Two law enforcement sources with knowledge of the incident said investigators believe that Guzman tried to shoot the officer in the chest, stomach and chin but the gun’s decocking lever prevented it from firing.
“The officer would have been dead if it had not,” said one LAPD official familiar with the investigation but not authorized to discuss the attack.
The watch commander immediately radioed the attack, alerting officers to a fleeing man in a white truck, saying shots had been fired at the Harbor station and an officer needed help. A second officer reported that a white truck with the suspect inside was heading south on Harbor Boulevard.
“We’ve got an officer down, conscious, breathing,” said an officer over the radio, who was tending to their injured colleague.
Several blocks away, a white truck with Guzman inside was stopped by police at gunpoint at West 18th Street and Pacific Avenue. There, officers wrestled with the suspect, who was later hospitalized with injuries. According to sources, one officer suffered a broken hand. Inside the truck, officers found their colleague’s handgun.
Moore said the officer who was assaulted in the lobby had bumps and bruises and would recover from his injuries.
“I am grateful that the officer who was in this incident tonight, who was working the desk, came out to assist this individual to understand what his needs were, that he survived and that during this engagement that he did not lose his life,” Moore said while speaking to reporters after visiting the officer. “He did not suffer the injury that apparently this suspect meant to inflict.”
Cmdr. Al Labrada, assistant head of South Bureau, said the officer was released from the hospital and was recovering at home. “He is making a good recovery,” Labrada said.
Moore did not respond to a request for comment on the video Monday. Josh Rubenstein, an LAPD spokesman, said the department will address the attack in a “critical incident report” within 45 days, according to department policy.
Guzman has no history of charges in Los Angeles County. Public records show he has lived in the Harbor City area for several years. The LAPD has not revealed the motive for the attack or what was said in the lobby.
Craig Lally, president of the union that represents LAPD officers, said the attack was unprovoked with “no rhyme or reason to it” — just like the shooting of two Los Angeles County Sheriff’s Department deputies in Compton earlier this month.

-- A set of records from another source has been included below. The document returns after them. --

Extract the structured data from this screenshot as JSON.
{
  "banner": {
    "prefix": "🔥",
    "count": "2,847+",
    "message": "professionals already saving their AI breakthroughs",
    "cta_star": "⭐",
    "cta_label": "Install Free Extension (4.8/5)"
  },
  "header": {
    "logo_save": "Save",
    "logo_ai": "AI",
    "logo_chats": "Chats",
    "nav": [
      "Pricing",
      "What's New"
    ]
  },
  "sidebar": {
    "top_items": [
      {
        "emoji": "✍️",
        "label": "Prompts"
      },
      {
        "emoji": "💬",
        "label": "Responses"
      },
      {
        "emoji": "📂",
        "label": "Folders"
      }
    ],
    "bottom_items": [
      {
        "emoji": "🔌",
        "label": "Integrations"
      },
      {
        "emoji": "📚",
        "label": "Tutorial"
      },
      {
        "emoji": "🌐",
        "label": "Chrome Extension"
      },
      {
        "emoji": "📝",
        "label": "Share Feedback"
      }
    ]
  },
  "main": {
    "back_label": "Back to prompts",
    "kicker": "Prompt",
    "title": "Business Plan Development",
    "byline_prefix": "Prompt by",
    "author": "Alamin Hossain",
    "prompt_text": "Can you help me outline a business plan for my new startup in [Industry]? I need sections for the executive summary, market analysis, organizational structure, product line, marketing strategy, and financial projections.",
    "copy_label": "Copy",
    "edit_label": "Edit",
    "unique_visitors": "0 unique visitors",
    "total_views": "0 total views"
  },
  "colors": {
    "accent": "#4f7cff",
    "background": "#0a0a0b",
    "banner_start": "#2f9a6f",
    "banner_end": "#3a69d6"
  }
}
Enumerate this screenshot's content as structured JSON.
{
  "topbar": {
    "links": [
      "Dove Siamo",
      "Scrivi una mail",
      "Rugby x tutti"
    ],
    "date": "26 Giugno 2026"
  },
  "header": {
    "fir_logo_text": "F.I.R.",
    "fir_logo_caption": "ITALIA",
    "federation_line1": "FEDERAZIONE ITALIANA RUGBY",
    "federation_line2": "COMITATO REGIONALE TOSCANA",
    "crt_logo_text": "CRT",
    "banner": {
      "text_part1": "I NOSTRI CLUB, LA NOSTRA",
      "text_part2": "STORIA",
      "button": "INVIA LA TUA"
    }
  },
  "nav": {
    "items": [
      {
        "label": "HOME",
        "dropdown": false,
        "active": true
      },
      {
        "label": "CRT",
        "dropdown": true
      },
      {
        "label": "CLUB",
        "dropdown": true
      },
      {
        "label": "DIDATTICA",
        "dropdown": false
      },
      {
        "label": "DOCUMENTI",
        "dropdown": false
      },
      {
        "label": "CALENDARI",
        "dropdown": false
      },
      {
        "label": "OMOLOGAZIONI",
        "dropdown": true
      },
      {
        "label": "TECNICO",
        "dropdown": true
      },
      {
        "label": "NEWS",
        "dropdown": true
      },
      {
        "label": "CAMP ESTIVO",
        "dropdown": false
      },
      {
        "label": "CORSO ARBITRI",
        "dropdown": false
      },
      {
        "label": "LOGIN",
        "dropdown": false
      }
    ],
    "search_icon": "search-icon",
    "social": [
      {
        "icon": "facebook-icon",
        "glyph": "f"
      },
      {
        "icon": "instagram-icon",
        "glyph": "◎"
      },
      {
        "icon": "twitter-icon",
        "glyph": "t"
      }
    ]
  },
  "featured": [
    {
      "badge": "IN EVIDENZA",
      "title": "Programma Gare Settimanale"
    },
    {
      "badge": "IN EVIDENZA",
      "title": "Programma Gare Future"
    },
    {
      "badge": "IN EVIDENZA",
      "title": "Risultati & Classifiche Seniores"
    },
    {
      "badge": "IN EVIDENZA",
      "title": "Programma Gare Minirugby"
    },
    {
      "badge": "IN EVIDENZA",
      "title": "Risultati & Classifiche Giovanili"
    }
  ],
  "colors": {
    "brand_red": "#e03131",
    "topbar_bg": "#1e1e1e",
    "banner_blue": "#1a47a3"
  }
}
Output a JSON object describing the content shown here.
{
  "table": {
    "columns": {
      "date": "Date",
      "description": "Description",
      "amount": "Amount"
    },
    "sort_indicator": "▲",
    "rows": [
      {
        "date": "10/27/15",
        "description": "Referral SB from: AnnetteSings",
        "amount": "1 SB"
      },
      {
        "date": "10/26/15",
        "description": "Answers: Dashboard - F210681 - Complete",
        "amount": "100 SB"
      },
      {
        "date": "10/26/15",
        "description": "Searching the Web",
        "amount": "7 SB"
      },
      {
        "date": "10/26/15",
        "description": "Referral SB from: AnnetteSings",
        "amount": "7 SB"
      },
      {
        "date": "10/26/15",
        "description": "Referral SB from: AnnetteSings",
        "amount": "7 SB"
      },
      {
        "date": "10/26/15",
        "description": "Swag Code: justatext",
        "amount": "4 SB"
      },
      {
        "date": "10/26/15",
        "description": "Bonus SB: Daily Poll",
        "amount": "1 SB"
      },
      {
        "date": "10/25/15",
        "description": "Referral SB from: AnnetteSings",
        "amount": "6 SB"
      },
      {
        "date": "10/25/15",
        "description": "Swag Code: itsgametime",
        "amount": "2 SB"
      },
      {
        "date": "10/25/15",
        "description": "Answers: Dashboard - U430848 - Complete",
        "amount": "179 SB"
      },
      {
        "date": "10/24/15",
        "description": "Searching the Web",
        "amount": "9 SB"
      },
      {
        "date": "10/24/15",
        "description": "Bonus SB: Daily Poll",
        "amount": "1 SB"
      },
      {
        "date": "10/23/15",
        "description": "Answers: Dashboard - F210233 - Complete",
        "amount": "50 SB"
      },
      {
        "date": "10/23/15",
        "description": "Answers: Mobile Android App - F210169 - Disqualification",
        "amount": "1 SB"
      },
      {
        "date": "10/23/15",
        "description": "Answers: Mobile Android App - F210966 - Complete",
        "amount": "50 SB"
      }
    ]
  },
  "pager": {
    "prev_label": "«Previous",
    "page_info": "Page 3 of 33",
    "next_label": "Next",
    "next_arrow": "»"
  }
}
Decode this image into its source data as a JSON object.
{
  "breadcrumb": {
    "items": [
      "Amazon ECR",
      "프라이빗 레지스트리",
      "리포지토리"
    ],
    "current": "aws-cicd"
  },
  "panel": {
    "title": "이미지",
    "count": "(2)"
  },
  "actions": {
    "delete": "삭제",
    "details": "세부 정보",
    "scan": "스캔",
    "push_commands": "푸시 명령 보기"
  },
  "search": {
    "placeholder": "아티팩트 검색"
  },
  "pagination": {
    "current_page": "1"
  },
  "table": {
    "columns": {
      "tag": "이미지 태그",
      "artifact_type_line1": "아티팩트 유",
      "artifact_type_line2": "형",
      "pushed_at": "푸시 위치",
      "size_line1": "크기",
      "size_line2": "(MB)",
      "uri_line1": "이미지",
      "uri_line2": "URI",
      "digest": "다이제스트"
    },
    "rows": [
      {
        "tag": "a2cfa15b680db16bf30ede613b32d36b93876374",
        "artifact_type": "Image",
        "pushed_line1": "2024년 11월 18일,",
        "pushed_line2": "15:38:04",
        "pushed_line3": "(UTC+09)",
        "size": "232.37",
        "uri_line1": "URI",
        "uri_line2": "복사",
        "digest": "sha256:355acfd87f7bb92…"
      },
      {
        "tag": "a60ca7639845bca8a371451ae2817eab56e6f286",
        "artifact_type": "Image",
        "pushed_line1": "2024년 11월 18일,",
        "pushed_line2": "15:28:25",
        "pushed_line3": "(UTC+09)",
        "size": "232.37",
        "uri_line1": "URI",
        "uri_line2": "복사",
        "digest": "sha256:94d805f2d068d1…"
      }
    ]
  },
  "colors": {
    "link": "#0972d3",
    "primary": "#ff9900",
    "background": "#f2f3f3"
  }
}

The deputies were seated in their car at the time of the shooting, which they survived.
“It just shows you how dangerous this job is now,” Lally said. “You don’t even have to be responding to a call now. You can just be sitting in a car in a uniform or sitting at a desk in a uniform and get attacked.”
The view from Sacramento
For reporting and exclusive analysis from bureau chief John Myers, get our California Politics newsletter.
You may occasionally receive promotional content from the Los Angeles Times.